The celebrated Bekenstein-Hawking Equation (BHE) specifies the entropy of a black hole (BH). It remains the only widely accepted physics formula that explicitly includes QM and GR constants. It is now believed that all spiral galaxies have a central supermassive BH (SMBH), and the 2019 QGT demonstration of their stability was explicitly for a heavily idealised ‘galaxy’ consisting only of the central SMBH.
But in May 2021, we demonstrated independently (from QGT) that the BHE was only a particular case of a more general holographic relation that also applied to nuclear entities. So, now the BHE has three independent derivations: originally from statistical mechanics, then from string theory, and now from QGT. In August 2021, we calculated the entropy production of BHs and demonstrated the strange and very far-reaching result that, like energy, entropy production (implying dissipation) is a conserved quantity. For physicists, the idea that dissipative processes can be conservative is weird.
Thermodynamics of the Very Small
The alpha particle (4He) is also extraordinarily stable.
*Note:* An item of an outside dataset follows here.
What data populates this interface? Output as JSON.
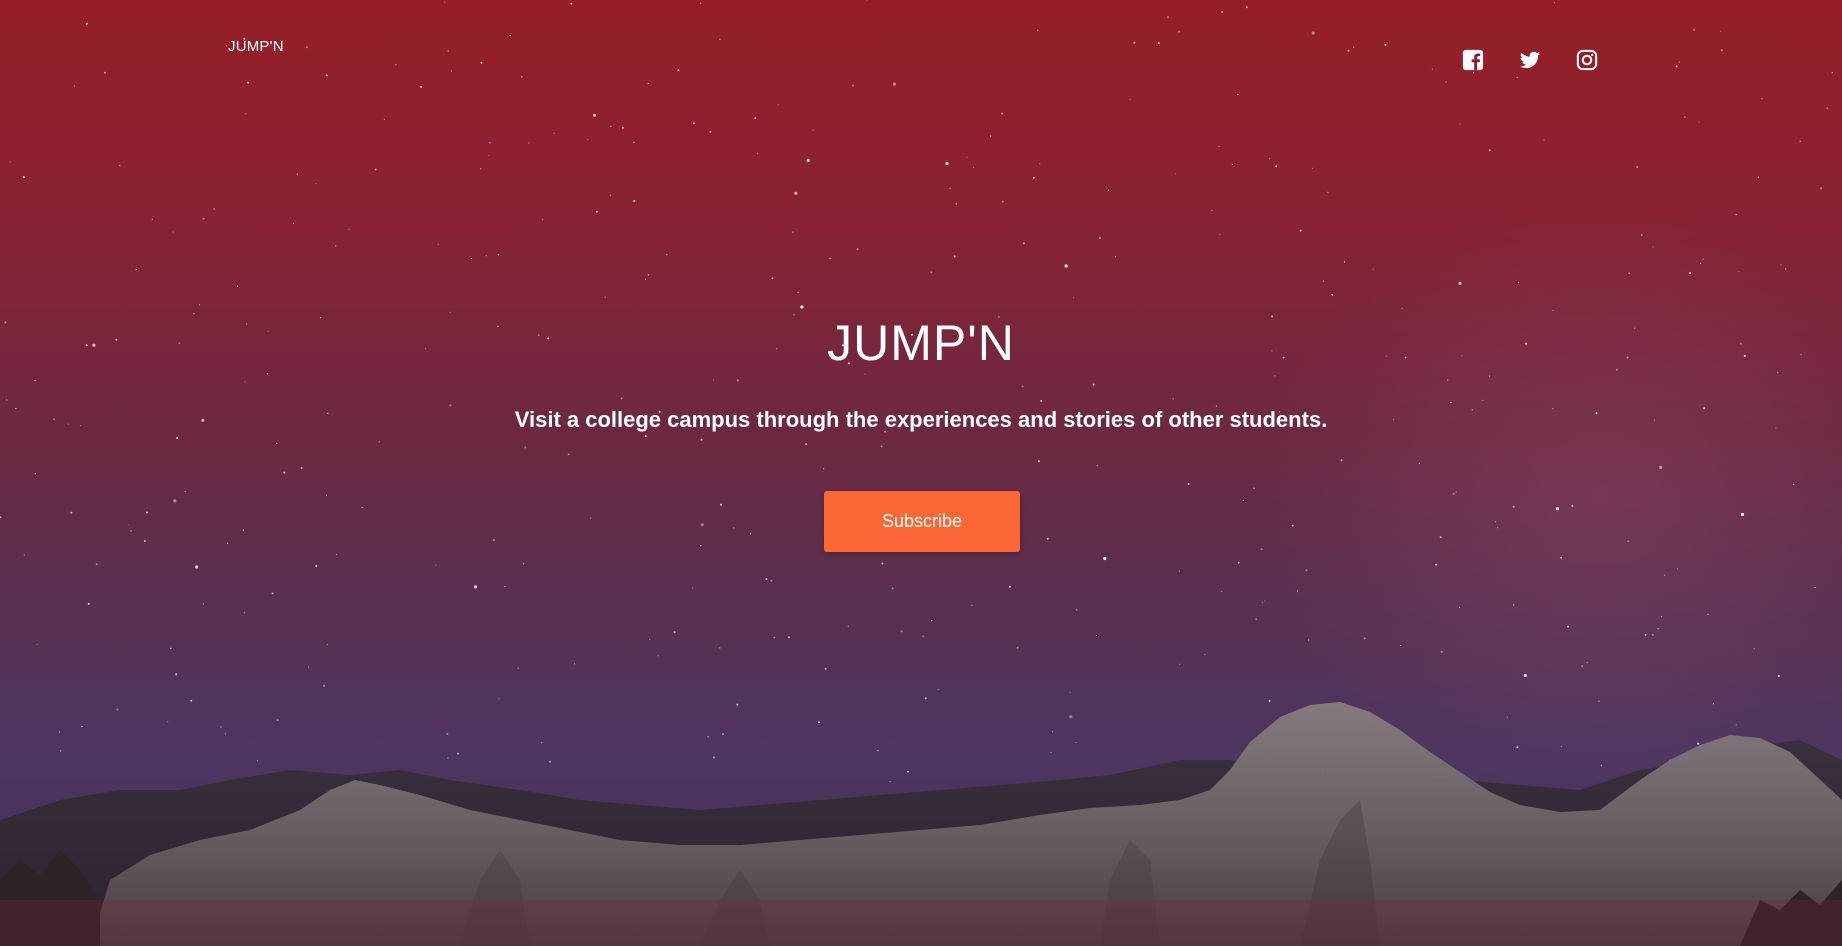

Using our generalisation of the BHE, we demonstrated (in February 2022) that when we treat the alpha as a unitary entity (than which there exists nothing simpler), we can correctly calculate its size purely from QGT and using no QM at all. Moreover, we also correctly calculate the nuclear sizes not only ofthe helium isotopes (6He,8He – see Figure) but also of the “helium series” (4He,8Be,12C,16O, 20Ne,24Mg,28Si,32S,36Ar,40Ca: these results appear not to be available from QM).
The 8He nucleus is modelled in QGT as an alpha particle with a four-neutron shell which is a holomorphic pair of holomorphic neutron pairs. See Parker et al. (2022), for image see the journal Table of Contents. The 8He nucleus has an observed matter radius of 2.49±0.04 fm and a matter radius calculated by QGT as 2.51 fm
Time is Complex
The mathematical apparatus of QGT is rather heavy and very unfamiliar: unfortunately, physical simplicity always seems to have the price of mathematical impenetrability. We have now shown (November 2022) that time itself is most elegantly represented as a complex number. Such a formalism allows a “simple” and coherent treatment of both reversibility and irreversibility, directly addressing the Loschmidt Paradox.
This coherent treatment is more familiar than expected. When light travels through a medium, there is a “dispersion relation” (examples are the rainbow or the spectrum out of the prism), and there may be absorption of the light. The physicists handle all this through the “refractive index”, a complex number where the “imaginary” component accounts for light absorption.
It turns out that the “dispersion relation” is entirely general, and one can treat the system energy and the system entropy production as two sides of the same coin. This is another very far-reaching result that is also strange since although we are used to regarding energy as the vital quantity of physics, dissipation has always been treated as an annoying imperfection of the system. However, we know that everything interesting in the world involves irreversibility (and dissipative processes), so it’s rather comforting that these things can now be formally understood in the same way we treat energy.
Theory of Everything
We have demonstrated that QGT can handle quantum and cosmic scales equally well: the Second Law of Thermodynamics is treated as basic (not as “emergent” from QM). We have shown that QGT handles irreversible systems seamlessly with the reversible ones that physicists have mostly been interested in, showing how an entirely general treatment is both mathematically elegant and also tractable.
It is disconcerting that what looks like a Theory of Everything emerges unexpectedly from a most unlikely quarter: thermodynamics has been considered the province of the chemists even though physicists have made significant breakthroughs (Chemistry Nobel Prizes to Onsager in 1968 for his ‘reciprocal relations’ and to Prigogine in 1977 for his ‘theory of dissipative structures’).
But our intuition on the reality of Time’s Arrow (living first and dying after) appears correct in this case: the Second Law really is fundamental.